====== Records for this exercise ======

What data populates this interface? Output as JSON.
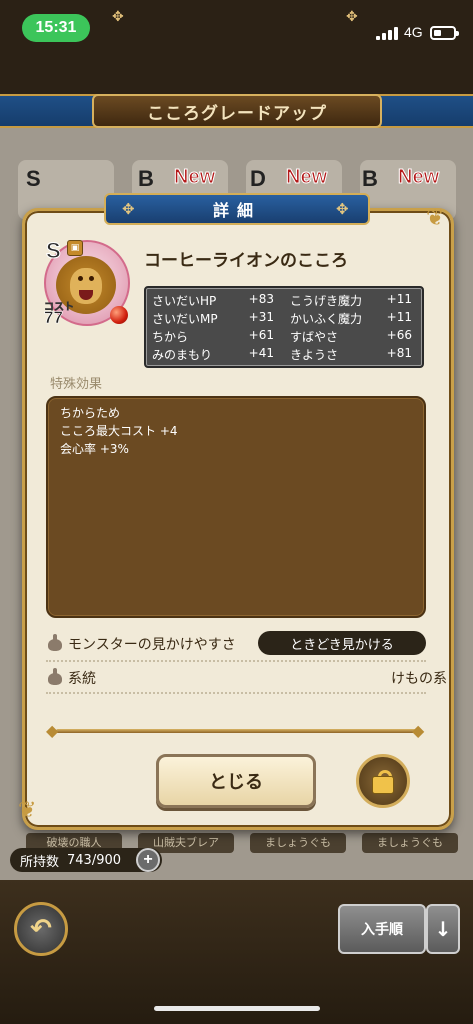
{
  "status_bar": {
    "time": "15:31",
    "network": "4G"
  },
  "screen": {
    "title": "こころグレードアップ"
  },
  "background_cards": [
    {
      "grade": "S",
      "badge": ""
    },
    {
      "grade": "B",
      "badge": "New"
    },
    {
      "grade": "D",
      "badge": "New"
    },
    {
      "grade": "B",
      "badge": "New"
    }
  ],
  "background_names": [
    "破壊の職人",
    "山賊夫ブレア",
    "ましょうぐも",
    "ましょうぐも"
  ],
  "owned": {
    "label": "所持数",
    "value": "743/900"
  },
  "sort_label": "入手順",
  "modal": {
    "title": "詳細",
    "monster": {
      "grade": "S",
      "cost_label": "コスト",
      "cost": "77",
      "name": "コーヒーライオンのこころ"
    },
    "stats": [
      {
        "label": "さいだいHP",
        "value": "+83"
      },
      {
        "label": "こうげき魔力",
        "value": "+11"
      },
      {
        "label": "さいだいMP",
        "value": "+31"
      },
      {
        "label": "かいふく魔力",
        "value": "+11"
      },
      {
        "label": "ちから",
        "value": "+61"
      },
      {
        "label": "すばやさ",
        "value": "+66"
      },
      {
        "label": "みのまもり",
        "value": "+41"
      },
      {
        "label": "きようさ",
        "value": "+81"
      }
    ],
    "special_label": "特殊効果",
    "effects": [
      "ちからため",
      "こころ最大コスト +4",
      "会心率 +3%"
    ],
    "visibility": {
      "label": "モンスターの見かけやすさ",
      "value": "ときどき見かける"
    },
    "lineage": {
      "label": "系統",
      "value": "けもの系"
    },
    "close_label": "とじる"
  }
}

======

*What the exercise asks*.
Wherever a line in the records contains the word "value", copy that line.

*Task output*.
    "value": "743/900"
        "value": "+83"
        "value": "+11"
        "value": "+31"
        "value": "+11"
        "value": "+61"
        "value": "+66"
        "value": "+41"
        "value": "+81"
      "value": "ときどき見かける"
      "value": "けもの系"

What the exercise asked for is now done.